Police cordoned off the surrounding roads, forcing workers at a nearby maquiladora to walk through the crime scene to get to work.
“Another shootout,” said a woman who gave her name only as Lisa. “There are just too many. We are so afraid.”
Heavily armed federal police patrolled across Tijuana after the gunfight. Soldiers and police guarded the city’s main hospital where the wounded were being treated to prevent any attempt by drug gangs to pull them out.
Baja California state police chief Daniel de la Rosa said fresh troops from Mexico City were arriving in Tijuana, which borders San Diego, California.
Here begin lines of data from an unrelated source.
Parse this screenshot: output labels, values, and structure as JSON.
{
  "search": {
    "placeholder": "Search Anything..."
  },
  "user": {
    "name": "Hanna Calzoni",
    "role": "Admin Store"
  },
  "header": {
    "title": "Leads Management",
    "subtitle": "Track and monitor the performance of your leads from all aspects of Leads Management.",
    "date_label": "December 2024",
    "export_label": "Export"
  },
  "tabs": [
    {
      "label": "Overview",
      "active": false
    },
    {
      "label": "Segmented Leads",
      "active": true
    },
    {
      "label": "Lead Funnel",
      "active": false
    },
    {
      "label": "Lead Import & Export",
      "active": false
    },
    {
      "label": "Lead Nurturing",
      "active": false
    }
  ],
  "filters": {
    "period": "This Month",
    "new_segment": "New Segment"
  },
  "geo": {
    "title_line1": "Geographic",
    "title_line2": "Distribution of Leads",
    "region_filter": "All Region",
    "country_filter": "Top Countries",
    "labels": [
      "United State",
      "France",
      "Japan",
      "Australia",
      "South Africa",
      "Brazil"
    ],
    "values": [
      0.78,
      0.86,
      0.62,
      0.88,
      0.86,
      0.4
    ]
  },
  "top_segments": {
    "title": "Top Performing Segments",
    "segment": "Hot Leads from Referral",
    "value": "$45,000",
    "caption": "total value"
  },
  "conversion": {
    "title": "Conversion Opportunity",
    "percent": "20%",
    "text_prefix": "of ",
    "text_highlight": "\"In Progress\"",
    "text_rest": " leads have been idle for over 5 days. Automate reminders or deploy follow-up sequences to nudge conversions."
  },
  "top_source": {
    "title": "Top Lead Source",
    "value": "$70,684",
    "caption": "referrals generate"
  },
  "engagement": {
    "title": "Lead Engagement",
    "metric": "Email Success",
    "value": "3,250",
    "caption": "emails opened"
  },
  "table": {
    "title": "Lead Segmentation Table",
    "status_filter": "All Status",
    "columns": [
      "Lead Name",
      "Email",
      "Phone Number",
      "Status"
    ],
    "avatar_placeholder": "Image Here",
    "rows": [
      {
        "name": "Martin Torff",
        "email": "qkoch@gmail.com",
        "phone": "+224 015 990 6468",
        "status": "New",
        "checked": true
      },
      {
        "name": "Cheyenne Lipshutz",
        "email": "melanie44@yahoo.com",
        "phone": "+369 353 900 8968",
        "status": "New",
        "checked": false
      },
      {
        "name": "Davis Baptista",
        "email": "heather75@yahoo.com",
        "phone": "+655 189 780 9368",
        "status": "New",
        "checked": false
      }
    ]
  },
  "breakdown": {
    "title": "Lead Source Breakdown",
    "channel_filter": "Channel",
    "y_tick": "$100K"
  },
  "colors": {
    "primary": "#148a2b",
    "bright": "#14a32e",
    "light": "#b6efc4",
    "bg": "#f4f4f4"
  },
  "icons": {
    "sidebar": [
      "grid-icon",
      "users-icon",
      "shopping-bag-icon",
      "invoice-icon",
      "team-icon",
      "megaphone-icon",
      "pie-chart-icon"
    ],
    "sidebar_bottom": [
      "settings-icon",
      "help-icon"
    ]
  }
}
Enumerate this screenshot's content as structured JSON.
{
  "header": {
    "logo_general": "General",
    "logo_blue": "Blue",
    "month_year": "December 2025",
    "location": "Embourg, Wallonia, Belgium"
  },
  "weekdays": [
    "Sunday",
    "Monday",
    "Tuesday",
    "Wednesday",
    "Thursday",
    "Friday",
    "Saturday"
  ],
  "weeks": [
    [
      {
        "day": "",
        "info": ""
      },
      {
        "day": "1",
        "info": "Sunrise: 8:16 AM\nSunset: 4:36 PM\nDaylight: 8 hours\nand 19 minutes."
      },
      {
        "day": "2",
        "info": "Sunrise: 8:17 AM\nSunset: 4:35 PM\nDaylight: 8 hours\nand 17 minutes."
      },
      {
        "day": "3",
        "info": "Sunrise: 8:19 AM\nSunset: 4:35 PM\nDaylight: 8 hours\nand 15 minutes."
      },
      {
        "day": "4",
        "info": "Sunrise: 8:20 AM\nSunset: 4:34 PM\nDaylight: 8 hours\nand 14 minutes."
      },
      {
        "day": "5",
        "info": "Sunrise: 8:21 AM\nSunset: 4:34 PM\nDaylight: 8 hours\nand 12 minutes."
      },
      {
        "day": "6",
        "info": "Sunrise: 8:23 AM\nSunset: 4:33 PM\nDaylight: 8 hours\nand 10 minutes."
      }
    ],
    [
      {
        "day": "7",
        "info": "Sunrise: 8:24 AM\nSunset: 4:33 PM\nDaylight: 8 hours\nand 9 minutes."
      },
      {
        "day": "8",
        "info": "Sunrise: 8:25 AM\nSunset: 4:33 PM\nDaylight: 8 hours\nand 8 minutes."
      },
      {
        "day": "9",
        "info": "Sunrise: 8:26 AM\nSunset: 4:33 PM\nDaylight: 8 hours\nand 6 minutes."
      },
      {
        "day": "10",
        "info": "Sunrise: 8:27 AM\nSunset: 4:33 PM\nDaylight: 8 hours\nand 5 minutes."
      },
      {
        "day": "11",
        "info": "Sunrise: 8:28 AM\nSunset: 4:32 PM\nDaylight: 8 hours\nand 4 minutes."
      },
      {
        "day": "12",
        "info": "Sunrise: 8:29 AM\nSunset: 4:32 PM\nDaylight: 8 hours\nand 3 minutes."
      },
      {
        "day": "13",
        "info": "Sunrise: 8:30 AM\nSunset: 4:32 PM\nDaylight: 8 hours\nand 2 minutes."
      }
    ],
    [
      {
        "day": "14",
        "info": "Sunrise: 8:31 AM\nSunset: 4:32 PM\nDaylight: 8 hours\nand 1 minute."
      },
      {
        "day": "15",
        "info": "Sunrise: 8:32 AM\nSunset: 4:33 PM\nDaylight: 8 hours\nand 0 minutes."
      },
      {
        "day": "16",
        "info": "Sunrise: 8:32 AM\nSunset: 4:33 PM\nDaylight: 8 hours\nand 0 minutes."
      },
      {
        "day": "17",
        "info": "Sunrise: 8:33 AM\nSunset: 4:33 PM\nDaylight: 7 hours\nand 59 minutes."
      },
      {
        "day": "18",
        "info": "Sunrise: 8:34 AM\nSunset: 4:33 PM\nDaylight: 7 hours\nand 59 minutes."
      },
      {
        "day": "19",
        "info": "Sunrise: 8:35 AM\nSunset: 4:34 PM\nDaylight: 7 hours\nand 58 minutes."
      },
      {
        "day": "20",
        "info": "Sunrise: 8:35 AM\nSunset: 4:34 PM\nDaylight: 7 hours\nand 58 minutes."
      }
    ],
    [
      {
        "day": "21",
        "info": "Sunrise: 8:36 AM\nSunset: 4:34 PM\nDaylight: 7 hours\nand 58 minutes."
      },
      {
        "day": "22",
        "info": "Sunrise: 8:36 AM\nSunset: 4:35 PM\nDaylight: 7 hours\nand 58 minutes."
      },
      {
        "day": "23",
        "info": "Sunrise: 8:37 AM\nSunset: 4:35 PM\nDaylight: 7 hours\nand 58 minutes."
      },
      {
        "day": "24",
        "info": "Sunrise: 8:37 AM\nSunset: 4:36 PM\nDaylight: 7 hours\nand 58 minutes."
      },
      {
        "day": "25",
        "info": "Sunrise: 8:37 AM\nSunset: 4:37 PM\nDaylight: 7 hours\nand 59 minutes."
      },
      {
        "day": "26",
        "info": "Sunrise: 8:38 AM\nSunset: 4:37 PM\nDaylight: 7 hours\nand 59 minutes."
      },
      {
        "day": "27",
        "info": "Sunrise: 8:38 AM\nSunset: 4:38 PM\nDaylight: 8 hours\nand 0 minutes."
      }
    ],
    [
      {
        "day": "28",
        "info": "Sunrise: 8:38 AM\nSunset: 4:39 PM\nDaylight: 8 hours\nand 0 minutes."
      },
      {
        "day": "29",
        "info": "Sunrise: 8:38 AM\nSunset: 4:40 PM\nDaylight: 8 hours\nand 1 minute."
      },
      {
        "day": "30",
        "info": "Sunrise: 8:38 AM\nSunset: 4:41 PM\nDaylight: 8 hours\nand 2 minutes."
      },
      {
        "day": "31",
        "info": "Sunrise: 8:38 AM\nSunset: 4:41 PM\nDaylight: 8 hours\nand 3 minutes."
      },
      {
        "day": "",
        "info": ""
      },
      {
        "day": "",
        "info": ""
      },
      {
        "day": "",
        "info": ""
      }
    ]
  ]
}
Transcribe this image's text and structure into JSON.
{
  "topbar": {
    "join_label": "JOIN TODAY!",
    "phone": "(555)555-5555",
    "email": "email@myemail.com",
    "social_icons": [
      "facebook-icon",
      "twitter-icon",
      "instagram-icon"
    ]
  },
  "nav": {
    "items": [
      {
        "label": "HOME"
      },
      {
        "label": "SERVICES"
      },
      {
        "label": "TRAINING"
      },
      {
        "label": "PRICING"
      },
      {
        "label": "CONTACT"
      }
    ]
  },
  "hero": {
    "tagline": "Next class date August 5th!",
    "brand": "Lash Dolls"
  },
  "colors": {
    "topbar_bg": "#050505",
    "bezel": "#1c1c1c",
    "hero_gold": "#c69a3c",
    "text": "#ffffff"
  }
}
President Felipe Calderon has sent thousands of troops to Tijuana and Baja California state since taking office in December 2006. Some 25,000 soldiers and federal police are deployed to fight cartels in drug hot spots across Mexico.
The army in Tijuana said it was on high alert for reprisals against soldiers and federal police after the shootout and the ensuing arrests.
“The risk of attacks against our agents after an event like this is extremely high,” said Lt. Col Julian Leyzaola, Tijuana’s police chief.
The Arellano Felix gang was long the dominant trafficking organization in Tijuana, smuggling drugs into California. Recently the group has been under attack from a rival gang from the Pacific state of Sinaloa, led by Mexico’s most wanted man, Joaquin “Shorty” Guzman.
Writing by Robin Emmott; Editing by John O'Callaghan